- _WHAT YOU ARE ASKED TO DO_
The answer should be every line below, repeated exactly, with the images left out.

[Opening GIVEN DATA section]

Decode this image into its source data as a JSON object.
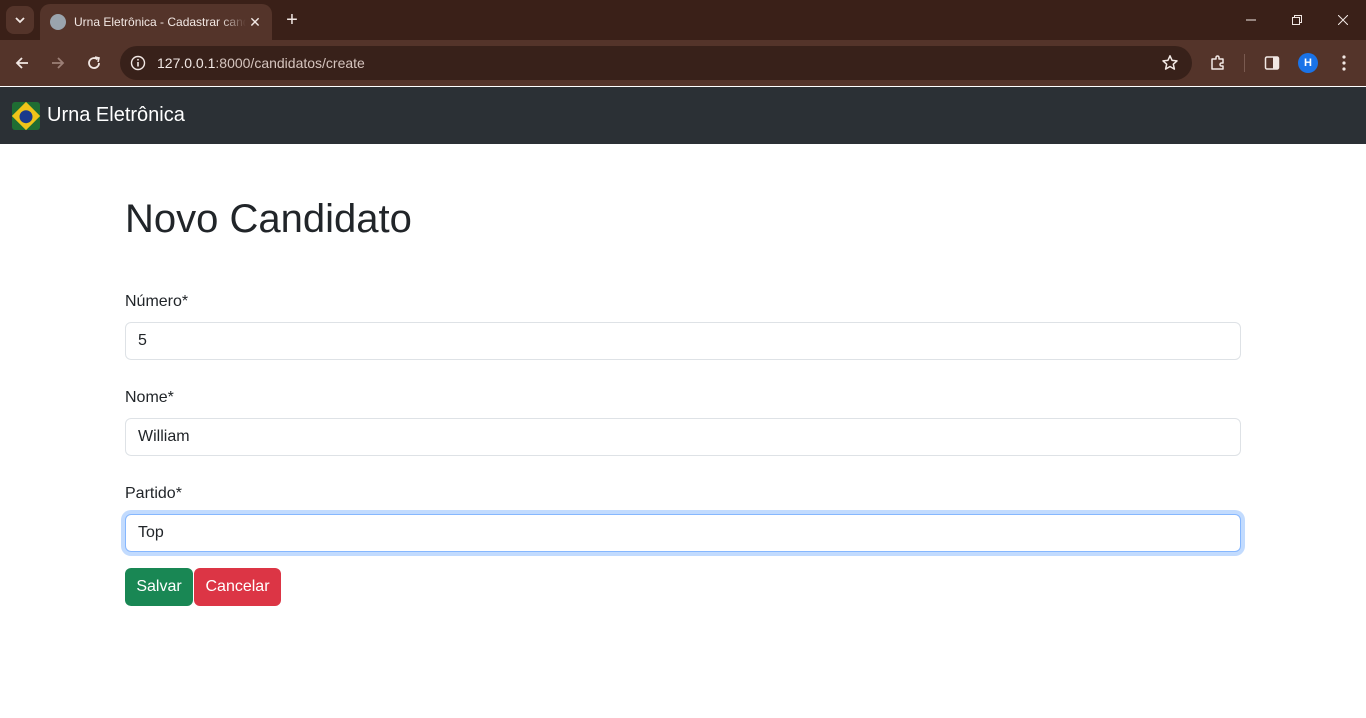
{
  "browser": {
    "tab_title": "Urna Eletrônica - Cadastrar candidato",
    "url_host": "127.0.0.1",
    "url_path": ":8000/candidatos/create",
    "profile_initial": "H"
  },
  "navbar": {
    "brand": "Urna Eletrônica"
  },
  "page": {
    "title": "Novo Candidato"
  },
  "form": {
    "numero": {
      "label": "Número*",
      "value": "5"
    },
    "nome": {
      "label": "Nome*",
      "value": "William"
    },
    "partido": {
      "label": "Partido*",
      "value": "Top"
    },
    "save_label": "Salvar",
    "cancel_label": "Cancelar"
  },
  "colors": {
    "navbar": "#2b3035",
    "save": "#198754",
    "cancel": "#dc3545"
  }
}
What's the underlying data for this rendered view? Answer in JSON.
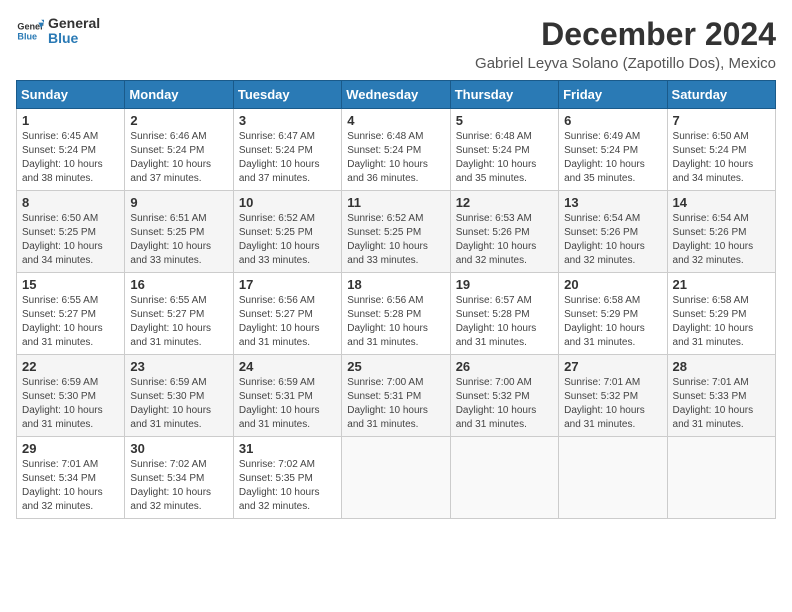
{
  "logo": {
    "line1": "General",
    "line2": "Blue"
  },
  "title": "December 2024",
  "subtitle": "Gabriel Leyva Solano (Zapotillo Dos), Mexico",
  "days_of_week": [
    "Sunday",
    "Monday",
    "Tuesday",
    "Wednesday",
    "Thursday",
    "Friday",
    "Saturday"
  ],
  "weeks": [
    [
      {
        "day": "1",
        "sunrise": "6:45 AM",
        "sunset": "5:24 PM",
        "daylight": "10 hours and 38 minutes."
      },
      {
        "day": "2",
        "sunrise": "6:46 AM",
        "sunset": "5:24 PM",
        "daylight": "10 hours and 37 minutes."
      },
      {
        "day": "3",
        "sunrise": "6:47 AM",
        "sunset": "5:24 PM",
        "daylight": "10 hours and 37 minutes."
      },
      {
        "day": "4",
        "sunrise": "6:48 AM",
        "sunset": "5:24 PM",
        "daylight": "10 hours and 36 minutes."
      },
      {
        "day": "5",
        "sunrise": "6:48 AM",
        "sunset": "5:24 PM",
        "daylight": "10 hours and 35 minutes."
      },
      {
        "day": "6",
        "sunrise": "6:49 AM",
        "sunset": "5:24 PM",
        "daylight": "10 hours and 35 minutes."
      },
      {
        "day": "7",
        "sunrise": "6:50 AM",
        "sunset": "5:24 PM",
        "daylight": "10 hours and 34 minutes."
      }
    ],
    [
      {
        "day": "8",
        "sunrise": "6:50 AM",
        "sunset": "5:25 PM",
        "daylight": "10 hours and 34 minutes."
      },
      {
        "day": "9",
        "sunrise": "6:51 AM",
        "sunset": "5:25 PM",
        "daylight": "10 hours and 33 minutes."
      },
      {
        "day": "10",
        "sunrise": "6:52 AM",
        "sunset": "5:25 PM",
        "daylight": "10 hours and 33 minutes."
      },
      {
        "day": "11",
        "sunrise": "6:52 AM",
        "sunset": "5:25 PM",
        "daylight": "10 hours and 33 minutes."
      },
      {
        "day": "12",
        "sunrise": "6:53 AM",
        "sunset": "5:26 PM",
        "daylight": "10 hours and 32 minutes."
      },
      {
        "day": "13",
        "sunrise": "6:54 AM",
        "sunset": "5:26 PM",
        "daylight": "10 hours and 32 minutes."
      },
      {
        "day": "14",
        "sunrise": "6:54 AM",
        "sunset": "5:26 PM",
        "daylight": "10 hours and 32 minutes."
      }
    ],
    [
      {
        "day": "15",
        "sunrise": "6:55 AM",
        "sunset": "5:27 PM",
        "daylight": "10 hours and 31 minutes."
      },
      {
        "day": "16",
        "sunrise": "6:55 AM",
        "sunset": "5:27 PM",
        "daylight": "10 hours and 31 minutes."
      },
      {
        "day": "17",
        "sunrise": "6:56 AM",
        "sunset": "5:27 PM",
        "daylight": "10 hours and 31 minutes."
      },
      {
        "day": "18",
        "sunrise": "6:56 AM",
        "sunset": "5:28 PM",
        "daylight": "10 hours and 31 minutes."
      },
      {
        "day": "19",
        "sunrise": "6:57 AM",
        "sunset": "5:28 PM",
        "daylight": "10 hours and 31 minutes."
      },
      {
        "day": "20",
        "sunrise": "6:58 AM",
        "sunset": "5:29 PM",
        "daylight": "10 hours and 31 minutes."
      },
      {
        "day": "21",
        "sunrise": "6:58 AM",
        "sunset": "5:29 PM",
        "daylight": "10 hours and 31 minutes."
      }
    ],
    [
      {
        "day": "22",
        "sunrise": "6:59 AM",
        "sunset": "5:30 PM",
        "daylight": "10 hours and 31 minutes."
      },
      {
        "day": "23",
        "sunrise": "6:59 AM",
        "sunset": "5:30 PM",
        "daylight": "10 hours and 31 minutes."
      },
      {
        "day": "24",
        "sunrise": "6:59 AM",
        "sunset": "5:31 PM",
        "daylight": "10 hours and 31 minutes."
      },
      {
        "day": "25",
        "sunrise": "7:00 AM",
        "sunset": "5:31 PM",
        "daylight": "10 hours and 31 minutes."
      },
      {
        "day": "26",
        "sunrise": "7:00 AM",
        "sunset": "5:32 PM",
        "daylight": "10 hours and 31 minutes."
      },
      {
        "day": "27",
        "sunrise": "7:01 AM",
        "sunset": "5:32 PM",
        "daylight": "10 hours and 31 minutes."
      },
      {
        "day": "28",
        "sunrise": "7:01 AM",
        "sunset": "5:33 PM",
        "daylight": "10 hours and 31 minutes."
      }
    ],
    [
      {
        "day": "29",
        "sunrise": "7:01 AM",
        "sunset": "5:34 PM",
        "daylight": "10 hours and 32 minutes."
      },
      {
        "day": "30",
        "sunrise": "7:02 AM",
        "sunset": "5:34 PM",
        "daylight": "10 hours and 32 minutes."
      },
      {
        "day": "31",
        "sunrise": "7:02 AM",
        "sunset": "5:35 PM",
        "daylight": "10 hours and 32 minutes."
      },
      null,
      null,
      null,
      null
    ]
  ],
  "labels": {
    "sunrise": "Sunrise:",
    "sunset": "Sunset:",
    "daylight": "Daylight:"
  }
}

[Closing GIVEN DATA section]

- _PROBLEM SOLUTION_
Decode this image into its source data as a JSON object.
{
  "browser": {
    "tab_title": "Urna Eletrônica - Cadastrar candidato",
    "url_host": "127.0.0.1",
    "url_path": ":8000/candidatos/create",
    "profile_initial": "H"
  },
  "navbar": {
    "brand": "Urna Eletrônica"
  },
  "page": {
    "title": "Novo Candidato"
  },
  "form": {
    "numero": {
      "label": "Número*",
      "value": "5"
    },
    "nome": {
      "label": "Nome*",
      "value": "William"
    },
    "partido": {
      "label": "Partido*",
      "value": "Top"
    },
    "save_label": "Salvar",
    "cancel_label": "Cancelar"
  },
  "colors": {
    "navbar": "#2b3035",
    "save": "#198754",
    "cancel": "#dc3545"
  }
}
What's the underlying data for this rendered view? Answer in JSON.
{
  "logo": {
    "line1": "General",
    "line2": "Blue"
  },
  "title": "December 2024",
  "subtitle": "Gabriel Leyva Solano (Zapotillo Dos), Mexico",
  "days_of_week": [
    "Sunday",
    "Monday",
    "Tuesday",
    "Wednesday",
    "Thursday",
    "Friday",
    "Saturday"
  ],
  "weeks": [
    [
      {
        "day": "1",
        "sunrise": "6:45 AM",
        "sunset": "5:24 PM",
        "daylight": "10 hours and 38 minutes."
      },
      {
        "day": "2",
        "sunrise": "6:46 AM",
        "sunset": "5:24 PM",
        "daylight": "10 hours and 37 minutes."
      },
      {
        "day": "3",
        "sunrise": "6:47 AM",
        "sunset": "5:24 PM",
        "daylight": "10 hours and 37 minutes."
      },
      {
        "day": "4",
        "sunrise": "6:48 AM",
        "sunset": "5:24 PM",
        "daylight": "10 hours and 36 minutes."
      },
      {
        "day": "5",
        "sunrise": "6:48 AM",
        "sunset": "5:24 PM",
        "daylight": "10 hours and 35 minutes."
      },
      {
        "day": "6",
        "sunrise": "6:49 AM",
        "sunset": "5:24 PM",
        "daylight": "10 hours and 35 minutes."
      },
      {
        "day": "7",
        "sunrise": "6:50 AM",
        "sunset": "5:24 PM",
        "daylight": "10 hours and 34 minutes."
      }
    ],
    [
      {
        "day": "8",
        "sunrise": "6:50 AM",
        "sunset": "5:25 PM",
        "daylight": "10 hours and 34 minutes."
      },
      {
        "day": "9",
        "sunrise": "6:51 AM",
        "sunset": "5:25 PM",
        "daylight": "10 hours and 33 minutes."
      },
      {
        "day": "10",
        "sunrise": "6:52 AM",
        "sunset": "5:25 PM",
        "daylight": "10 hours and 33 minutes."
      },
      {
        "day": "11",
        "sunrise": "6:52 AM",
        "sunset": "5:25 PM",
        "daylight": "10 hours and 33 minutes."
      },
      {
        "day": "12",
        "sunrise": "6:53 AM",
        "sunset": "5:26 PM",
        "daylight": "10 hours and 32 minutes."
      },
      {
        "day": "13",
        "sunrise": "6:54 AM",
        "sunset": "5:26 PM",
        "daylight": "10 hours and 32 minutes."
      },
      {
        "day": "14",
        "sunrise": "6:54 AM",
        "sunset": "5:26 PM",
        "daylight": "10 hours and 32 minutes."
      }
    ],
    [
      {
        "day": "15",
        "sunrise": "6:55 AM",
        "sunset": "5:27 PM",
        "daylight": "10 hours and 31 minutes."
      },
      {
        "day": "16",
        "sunrise": "6:55 AM",
        "sunset": "5:27 PM",
        "daylight": "10 hours and 31 minutes."
      },
      {
        "day": "17",
        "sunrise": "6:56 AM",
        "sunset": "5:27 PM",
        "daylight": "10 hours and 31 minutes."
      },
      {
        "day": "18",
        "sunrise": "6:56 AM",
        "sunset": "5:28 PM",
        "daylight": "10 hours and 31 minutes."
      },
      {
        "day": "19",
        "sunrise": "6:57 AM",
        "sunset": "5:28 PM",
        "daylight": "10 hours and 31 minutes."
      },
      {
        "day": "20",
        "sunrise": "6:58 AM",
        "sunset": "5:29 PM",
        "daylight": "10 hours and 31 minutes."
      },
      {
        "day": "21",
        "sunrise": "6:58 AM",
        "sunset": "5:29 PM",
        "daylight": "10 hours and 31 minutes."
      }
    ],
    [
      {
        "day": "22",
        "sunrise": "6:59 AM",
        "sunset": "5:30 PM",
        "daylight": "10 hours and 31 minutes."
      },
      {
        "day": "23",
        "sunrise": "6:59 AM",
        "sunset": "5:30 PM",
        "daylight": "10 hours and 31 minutes."
      },
      {
        "day": "24",
        "sunrise": "6:59 AM",
        "sunset": "5:31 PM",
        "daylight": "10 hours and 31 minutes."
      },
      {
        "day": "25",
        "sunrise": "7:00 AM",
        "sunset": "5:31 PM",
        "daylight": "10 hours and 31 minutes."
      },
      {
        "day": "26",
        "sunrise": "7:00 AM",
        "sunset": "5:32 PM",
        "daylight": "10 hours and 31 minutes."
      },
      {
        "day": "27",
        "sunrise": "7:01 AM",
        "sunset": "5:32 PM",
        "daylight": "10 hours and 31 minutes."
      },
      {
        "day": "28",
        "sunrise": "7:01 AM",
        "sunset": "5:33 PM",
        "daylight": "10 hours and 31 minutes."
      }
    ],
    [
      {
        "day": "29",
        "sunrise": "7:01 AM",
        "sunset": "5:34 PM",
        "daylight": "10 hours and 32 minutes."
      },
      {
        "day": "30",
        "sunrise": "7:02 AM",
        "sunset": "5:34 PM",
        "daylight": "10 hours and 32 minutes."
      },
      {
        "day": "31",
        "sunrise": "7:02 AM",
        "sunset": "5:35 PM",
        "daylight": "10 hours and 32 minutes."
      },
      null,
      null,
      null,
      null
    ]
  ],
  "labels": {
    "sunrise": "Sunrise:",
    "sunset": "Sunset:",
    "daylight": "Daylight:"
  }
}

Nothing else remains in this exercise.